Pharmacies established in other Member States, unless they were in a border region and near to the German hospital concerned, which wished to conclude a supply contract with such a hospital must either transfer their dispensary to the vicinity of the hospital concerned or open another pharmacy near to the hospital. Consequently, as regards the supply of medicinal products to German hospitals, those provisions did not affect in the same way products marketed by pharmacies established in the territory of Germany and those marketed by pharmacies situated in another Member State.

For a national measure to be characterised as discriminatory or protective within the meaning of the rules on the free movement of goods, it was not necessary for it to have the effect of favouring national products as a whole or of placing only imported products at a disadvantage and not national products. Equally irrelevant was the circumstance, that a pharmacy established in another Member State had the opportunity to supply medicinal products to the hospital’s internal pharmacy or to an external pharmacy which satisfied the cumulative conditions laid down in the contested provisions.

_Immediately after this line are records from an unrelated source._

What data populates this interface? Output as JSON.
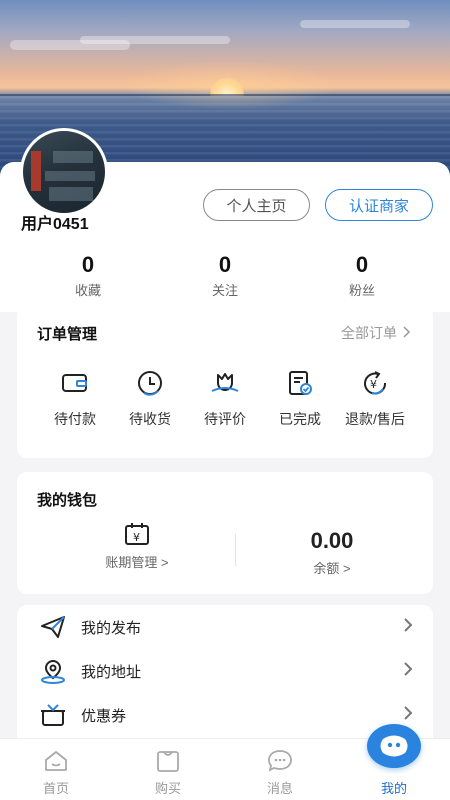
{
  "profile": {
    "username": "用户0451",
    "home_button": "个人主页",
    "merchant_button": "认证商家"
  },
  "stats": [
    {
      "value": "0",
      "label": "收藏"
    },
    {
      "value": "0",
      "label": "关注"
    },
    {
      "value": "0",
      "label": "粉丝"
    }
  ],
  "orders": {
    "title": "订单管理",
    "all_link": "全部订单",
    "items": [
      {
        "label": "待付款",
        "icon": "wallet-icon"
      },
      {
        "label": "待收货",
        "icon": "clock-icon"
      },
      {
        "label": "待评价",
        "icon": "flower-icon"
      },
      {
        "label": "已完成",
        "icon": "document-check-icon"
      },
      {
        "label": "退款/售后",
        "icon": "refund-icon"
      }
    ]
  },
  "wallet": {
    "title": "我的钱包",
    "billing_label": "账期管理 >",
    "balance_value": "0.00",
    "balance_label": "余额 >"
  },
  "menu": [
    {
      "label": "我的发布",
      "icon": "send-icon"
    },
    {
      "label": "我的地址",
      "icon": "location-icon"
    },
    {
      "label": "优惠券",
      "icon": "gift-icon"
    }
  ],
  "tabs": [
    {
      "label": "首页",
      "icon": "home-icon"
    },
    {
      "label": "购买",
      "icon": "bag-icon"
    },
    {
      "label": "消息",
      "icon": "chat-icon"
    },
    {
      "label": "我的",
      "icon": "profile-face-icon"
    }
  ],
  "colors": {
    "accent": "#2f86d8",
    "active_tab": "#1f6fd0",
    "fab": "#2a83df"
  }
}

Since the contested provisions were liable to hinder intra-Community trade, they must be considered as a measure having equivalent effect to a quantitative restriction on imports within the meaning of Art. 28 EC, without it being necessary to prove that they had had an appreciable effect on such trade. (see also
Case C‑166/03 Commission v France [2004]).

The Court, however, added that the contested provisions reflected concerns for public health which were within the ambit of Art. 30 EC. Consequently, they were, in principle, capable of justifying a restriction on the free movement of goods. However, legislation which was such as to restrict a fundamental freedom guaranteed by the Treaty, such as the free movement of goods, could be justified only if it was appropriate for securing the attainment of the objective pursued and did not go beyond what was necessary in order to attain it.

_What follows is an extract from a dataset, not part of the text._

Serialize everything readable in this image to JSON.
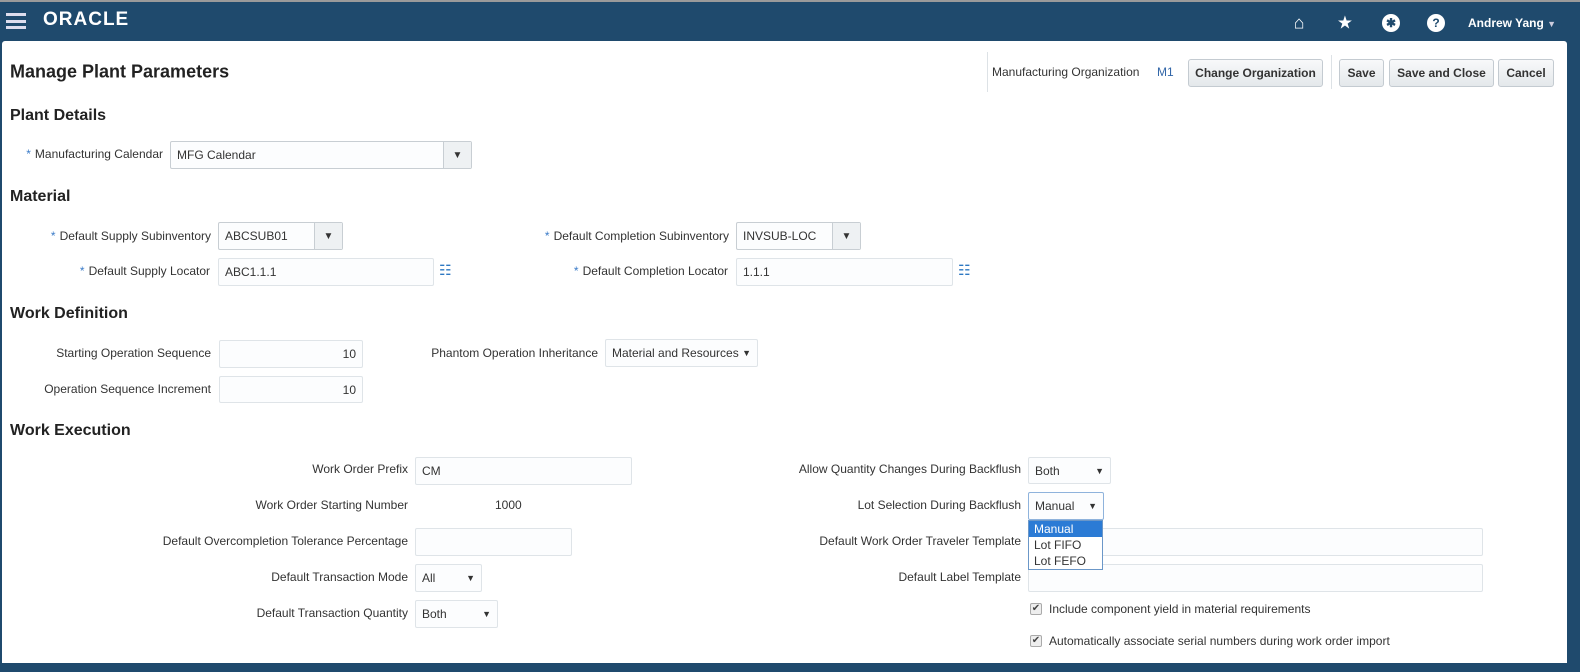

The Court held that since Art. 30 EC was an exception, to be strictly interpreted, to the rule of free movement of goods within the Community, it was for the national authorities to demonstrate that those provisions were necessary in order to achieve the declared objective, and that this objective could not be achieved by less extensive prohibitions or restrictions of lesser extent or having less effect on intra-Community trade.

When assessing whether the principle of proportionality had been observed in the field of public health, account must be taken of the fact that a Member State had the power to determine the degree of protection which it wished to afford to public health and the way in which that degree of protection was to be achieved. Since that degree of protection might vary from one Member State to the other, Member States must be allowed discretion. Consequently, the fact that one Member State imposed less strict rules than another Member State did not mean that the latter’s rules were disproportionate.

The Court held that the contested provisions could be seen to be necessary to the achievement of the objective of ensuring a high level of public health protection and clearly did not go beyond what was necessary.

While objectives of a purely economic nature could not justify a restriction on the fundamental principle of free movement of goods, none the less, as regards interests of an economic nature concerning the maintenance of a balanced medical and hospital service open to all, such an objective might also fell within one of the derogations, on grounds of public health, in so far as it contributed to the attainment of a high level of health protection.

In the light of the foregoing, the contested provisions must be considered to be justified on grounds relating to the protection of public health. The Court held that the Commission’s action must therefore be dismissed.


Text of Judgment